Why Therapy? Therapy as a Class or Refresher Course (& some tips on finding a therapist)
The process of therapy is sometimes perceived as a difficult process that should not be encountered. It is a place that may: bring up difficulties; lead us to be blamed for our problems; identify what’s wrong with me and all-around, not that helpful.
However, this perception of therapy is inaccurate. If done well with a therapist that matches you, therapy can be a place where we have growth, enlightenment, and learning. Although the process may bring about some difficulties in the form of talking about hard topics and being encouraged to take risks, if the process is taken at your pace, these difficulties are dealt with at a slow and comfortable pace for you.
Another helpful way to perceive therapy is to view it as a class and/or refresher course. Participation in therapeutic conversations may lead to (not limited to this list alone): educating oneself on human processes and the human experience; gaining perspectives on other experiences, and; learning about the impacts of decisions we may make. Moreover, therapy can be a place to remind us of: Our own personal value systems; our past identities and experiences; and past effective life lessons we have encountered, but may have fallen off in maintaining. The life journey entails many ups-and-downs and we all need a cheerleader to help us through all of it. A therapeutic relationship may be one relationship in our life that helps us overcome the greatest of challenges and/or spark a new way of living that brings about many positive changes in our life.
If you decide to take the step to seek out therapeutic assistance and support, here are some tips to find a therapist for you. The ideal therapist will:
Be patient: Try to get a full picture-understanding of what you are experiencing before moving towards ‘solutions’ and ‘tips.’
Want to know about YOU: Be understanding of YOUR experiences and receptive to learning more from you about how you have experienced life (with consideration of personal characteristics including age, gender, race, sexual identity, etc.)
Not avoid difficulty: Be able to ask difficult questions and talk about hard topics in a safe, respectful and compassionate manner.
Be attuned to you: Be attentive and attuned to your experience in sessions and will seek your feedback on the progress and experience of sessions
Validate, encourage and challenge you: Be able to gain some understanding of what has brought you to where you are, connect with your experience and encourage you to take new steps in your life.

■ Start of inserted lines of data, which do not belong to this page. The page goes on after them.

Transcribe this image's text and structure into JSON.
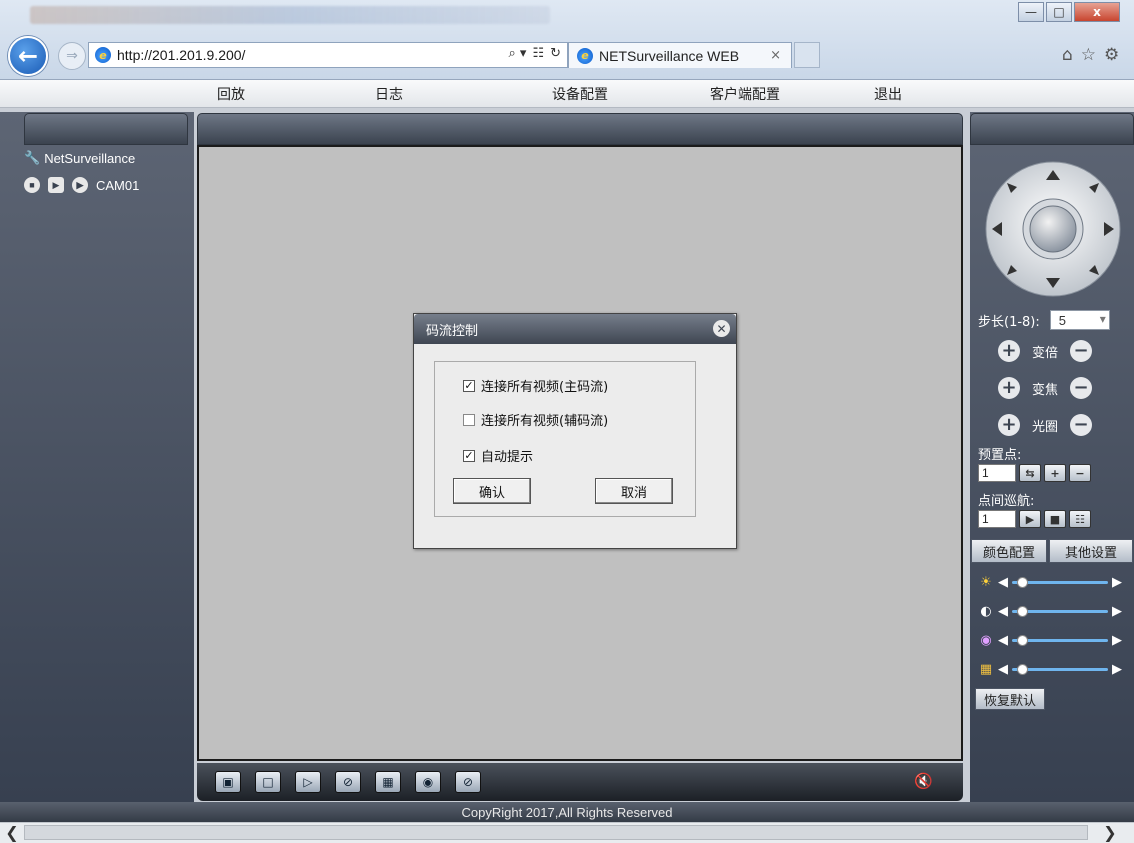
{
  "browser": {
    "address": "http://201.201.9.200/",
    "tab_title": "NETSurveillance WEB",
    "tab_close": "×",
    "back_icon": "back-arrow-icon",
    "forward_icon": "forward-arrow-icon",
    "window_buttons": {
      "minimize": "—",
      "maximize": "□",
      "close": "x"
    },
    "address_tools": [
      "⌕ ▾",
      "☷",
      "↻"
    ],
    "right_tools": [
      "⌂",
      "☆",
      "⚙"
    ]
  },
  "nav": {
    "items": [
      "回放",
      "日志",
      "设备配置",
      "客户端配置",
      "退出"
    ]
  },
  "tree": {
    "root": "NetSurveillance",
    "camera": "CAM01"
  },
  "dialog": {
    "title": "码流控制",
    "close": "✕",
    "options": [
      {
        "label": "连接所有视频(主码流)",
        "checked": true
      },
      {
        "label": "连接所有视频(辅码流)",
        "checked": false
      },
      {
        "label": "自动提示",
        "checked": true
      }
    ],
    "confirm": "确认",
    "cancel": "取消"
  },
  "ptz": {
    "step_label": "步长(1-8):",
    "step_value": "5",
    "zoom_label": "变倍",
    "focus_label": "变焦",
    "iris_label": "光圈",
    "preset_label": "预置点:",
    "preset_value": "1",
    "cruise_label": "点间巡航:",
    "cruise_value": "1"
  },
  "settings_tabs": [
    "颜色配置",
    "其他设置"
  ],
  "color_sliders": [
    {
      "icon": "brightness-icon",
      "level": 0.1
    },
    {
      "icon": "contrast-icon",
      "level": 0.1
    },
    {
      "icon": "saturation-icon",
      "level": 0.1
    },
    {
      "icon": "hue-icon",
      "level": 0.1
    }
  ],
  "restore_label": "恢复默认",
  "footer": "CopyRight 2017,All Rights Reserved",
  "colors": {
    "panel_dark": "#374050",
    "slider_track": "#6fb5ee",
    "video_bg": "#c0c0c0"
  }
}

Another resource I would like to share with you is a podcast that I recently spoke on called The Soul’s Work Podcast with Janice Ho. In the episode where I spoke, we discussed healing in relationships, the therapy process and identified some reasons we may choose to seek out counselling support. You will find a link to the episode here:
Throughout her whole podcast series (https://www.thesoulsworkpodcast.com/), she shares her own internal work and her experiences with therapy. Topics she explores include trauma, resilience, therapy, substance use, and relationships (to name a few). You will find her podcast helpful to further help you in your process of exploring and understanding the therapeutic process and finding the right therapist for you.

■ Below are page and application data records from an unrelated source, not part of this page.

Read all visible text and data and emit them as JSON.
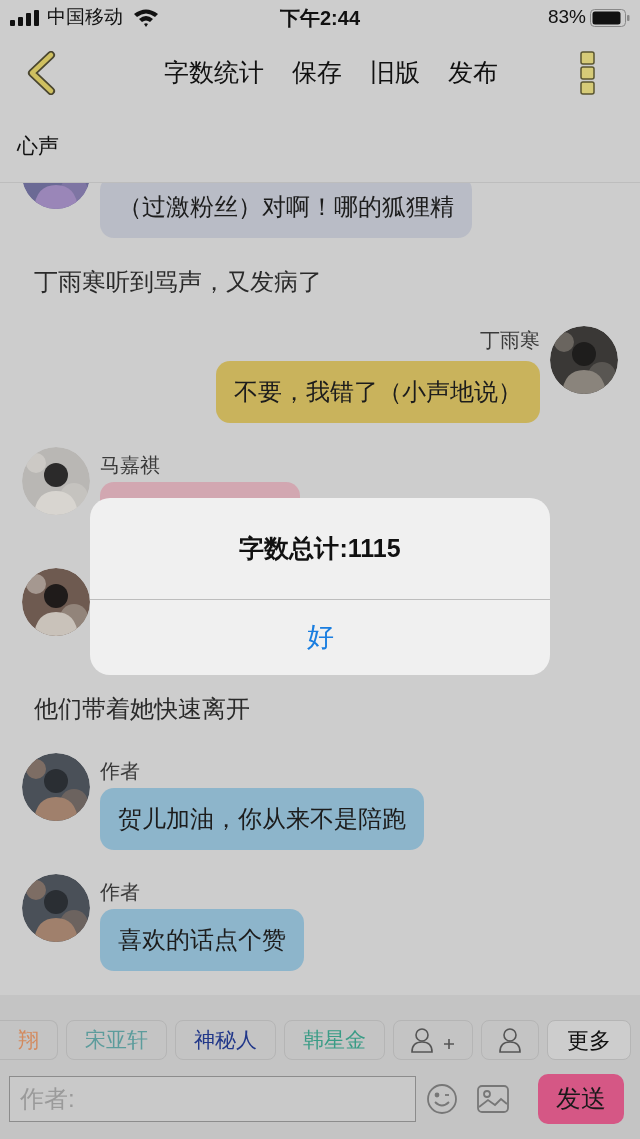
{
  "status_bar": {
    "carrier": "中国移动",
    "time": "下午2:44",
    "battery": "83%"
  },
  "nav": {
    "actions": [
      "字数统计",
      "保存",
      "旧版",
      "发布"
    ]
  },
  "section": {
    "title": "心声"
  },
  "messages": [
    {
      "kind": "incoming",
      "text": "（过激粉丝）对啊！哪的狐狸精",
      "color": "#b9bcc6"
    },
    {
      "kind": "narration",
      "text": "丁雨寒听到骂声，又发病了"
    },
    {
      "kind": "outgoing",
      "name": "丁雨寒",
      "text": "不要，我错了（小声地说）",
      "color": "#c9b35c"
    },
    {
      "kind": "incoming",
      "name": "马嘉祺",
      "color": "#d2a7b1"
    },
    {
      "kind": "incoming"
    },
    {
      "kind": "narration",
      "text": "他们带着她快速离开"
    },
    {
      "kind": "incoming",
      "name": "作者",
      "text": "贺儿加油，你从来不是陪跑",
      "color": "#8db5cb"
    },
    {
      "kind": "incoming",
      "name": "作者",
      "text": "喜欢的话点个赞",
      "color": "#8db5cb"
    }
  ],
  "roles": [
    {
      "kind": "name",
      "label": "翔",
      "color": "#d38a5e"
    },
    {
      "kind": "name",
      "label": "宋亚轩",
      "color": "#5c9c9c"
    },
    {
      "kind": "name",
      "label": "神秘人",
      "color": "#22388a"
    },
    {
      "kind": "name",
      "label": "韩星金",
      "color": "#3a9c86"
    },
    {
      "kind": "add_role"
    },
    {
      "kind": "role"
    },
    {
      "kind": "more",
      "label": "更多"
    }
  ],
  "composer": {
    "placeholder": "作者:",
    "send": "发送"
  },
  "alert": {
    "title": "字数总计:1115",
    "button": "好"
  }
}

A few suggestions I offer you in your search for a matching therapist, in hopes of having a helpful and productive time in therapy:
Interview your therapist: Don’t be afraid to ‘interview’ your prospective therapist – the initial meeting is your time to assess fit-match, and to determine whether you would like to invest some time with this person.
Constantly assess progress: If you have decided on a therapist, be attentive and aware of your process with the therapist and identify any challenges/fractures that you may experience in your interactions with the therapist. By expressing your thoughts-concerns, you provide yourself with an opportunity to develop relationship mending skills with a person that has a focus on helping you in areas like this. Moreover, your expression of concerns can help the therapist revise their methods to ensure the process is helpful to you.
Be open, curious and exploratory: The therapeutic relationship is meant to provide a safe space for you to explore new ideas, get an understanding of your own experiences and develop new skills. Built-in place is a process where your health and wellness is the prime focus of the therapist.
If you are interested in taking some steps towards participating in therapy sessions, feel free to reach out to Chris at Ride the Waves Counselling Service – 647-456-7751 or firstname.lastname@example.org.